[RECORDS TO USE — start]

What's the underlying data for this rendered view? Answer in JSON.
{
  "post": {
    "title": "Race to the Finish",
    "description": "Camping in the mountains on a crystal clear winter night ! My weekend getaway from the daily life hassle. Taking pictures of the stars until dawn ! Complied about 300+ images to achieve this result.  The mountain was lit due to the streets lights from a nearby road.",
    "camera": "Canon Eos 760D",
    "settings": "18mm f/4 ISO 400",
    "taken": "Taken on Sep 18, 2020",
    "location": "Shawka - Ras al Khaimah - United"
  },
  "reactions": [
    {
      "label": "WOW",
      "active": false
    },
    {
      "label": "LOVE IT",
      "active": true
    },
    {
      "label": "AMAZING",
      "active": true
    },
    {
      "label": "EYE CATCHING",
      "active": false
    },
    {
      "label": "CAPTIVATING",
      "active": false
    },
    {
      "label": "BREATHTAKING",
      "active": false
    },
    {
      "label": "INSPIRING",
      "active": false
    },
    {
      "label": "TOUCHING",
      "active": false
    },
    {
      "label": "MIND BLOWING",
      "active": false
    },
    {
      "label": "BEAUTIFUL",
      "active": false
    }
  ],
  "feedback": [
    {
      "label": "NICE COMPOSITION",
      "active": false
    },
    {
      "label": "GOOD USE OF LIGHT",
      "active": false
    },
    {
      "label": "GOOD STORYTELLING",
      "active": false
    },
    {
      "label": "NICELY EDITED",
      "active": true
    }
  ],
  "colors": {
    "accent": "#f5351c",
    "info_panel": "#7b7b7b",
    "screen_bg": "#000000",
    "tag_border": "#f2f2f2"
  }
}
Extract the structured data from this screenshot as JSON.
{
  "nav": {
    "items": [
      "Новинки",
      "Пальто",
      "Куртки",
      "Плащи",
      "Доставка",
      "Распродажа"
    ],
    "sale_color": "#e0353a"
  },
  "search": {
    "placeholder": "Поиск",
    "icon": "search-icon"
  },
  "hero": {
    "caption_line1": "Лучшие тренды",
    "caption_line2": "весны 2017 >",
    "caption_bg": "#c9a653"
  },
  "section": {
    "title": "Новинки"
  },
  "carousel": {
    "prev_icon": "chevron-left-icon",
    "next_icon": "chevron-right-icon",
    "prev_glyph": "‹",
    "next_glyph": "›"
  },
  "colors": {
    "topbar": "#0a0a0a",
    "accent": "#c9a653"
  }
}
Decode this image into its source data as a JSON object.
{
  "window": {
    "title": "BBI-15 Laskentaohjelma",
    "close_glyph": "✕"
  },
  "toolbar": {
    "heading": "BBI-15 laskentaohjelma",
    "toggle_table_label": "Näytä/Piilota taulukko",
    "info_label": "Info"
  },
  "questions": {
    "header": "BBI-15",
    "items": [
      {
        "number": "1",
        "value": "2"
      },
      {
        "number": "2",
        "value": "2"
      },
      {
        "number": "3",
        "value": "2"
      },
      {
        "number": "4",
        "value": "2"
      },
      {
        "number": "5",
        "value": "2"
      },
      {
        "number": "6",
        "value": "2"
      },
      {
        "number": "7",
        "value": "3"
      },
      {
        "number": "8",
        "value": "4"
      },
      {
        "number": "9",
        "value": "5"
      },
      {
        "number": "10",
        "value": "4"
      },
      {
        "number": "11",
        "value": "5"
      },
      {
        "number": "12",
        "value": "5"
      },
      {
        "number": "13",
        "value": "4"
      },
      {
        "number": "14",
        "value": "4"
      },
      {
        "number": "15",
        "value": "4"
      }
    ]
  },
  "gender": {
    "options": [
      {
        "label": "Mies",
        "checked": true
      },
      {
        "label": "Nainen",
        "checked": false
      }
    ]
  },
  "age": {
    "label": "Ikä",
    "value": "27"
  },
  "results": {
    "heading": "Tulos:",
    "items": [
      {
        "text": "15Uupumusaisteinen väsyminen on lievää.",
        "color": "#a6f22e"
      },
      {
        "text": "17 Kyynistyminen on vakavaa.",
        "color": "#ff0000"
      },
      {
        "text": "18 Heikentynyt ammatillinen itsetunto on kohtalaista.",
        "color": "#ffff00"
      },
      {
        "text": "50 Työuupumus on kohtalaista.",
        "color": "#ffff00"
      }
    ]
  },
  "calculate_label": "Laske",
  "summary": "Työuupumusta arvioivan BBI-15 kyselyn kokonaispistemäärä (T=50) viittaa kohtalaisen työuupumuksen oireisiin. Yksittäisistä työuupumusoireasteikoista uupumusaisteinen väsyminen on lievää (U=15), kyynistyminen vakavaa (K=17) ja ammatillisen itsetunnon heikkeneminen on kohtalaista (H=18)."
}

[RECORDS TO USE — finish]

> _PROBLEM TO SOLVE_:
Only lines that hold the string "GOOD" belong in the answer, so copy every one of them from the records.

> _RESULT FOR THIS EXERCISE_:
      "label": "GOOD USE OF LIGHT",
      "label": "GOOD STORYTELLING",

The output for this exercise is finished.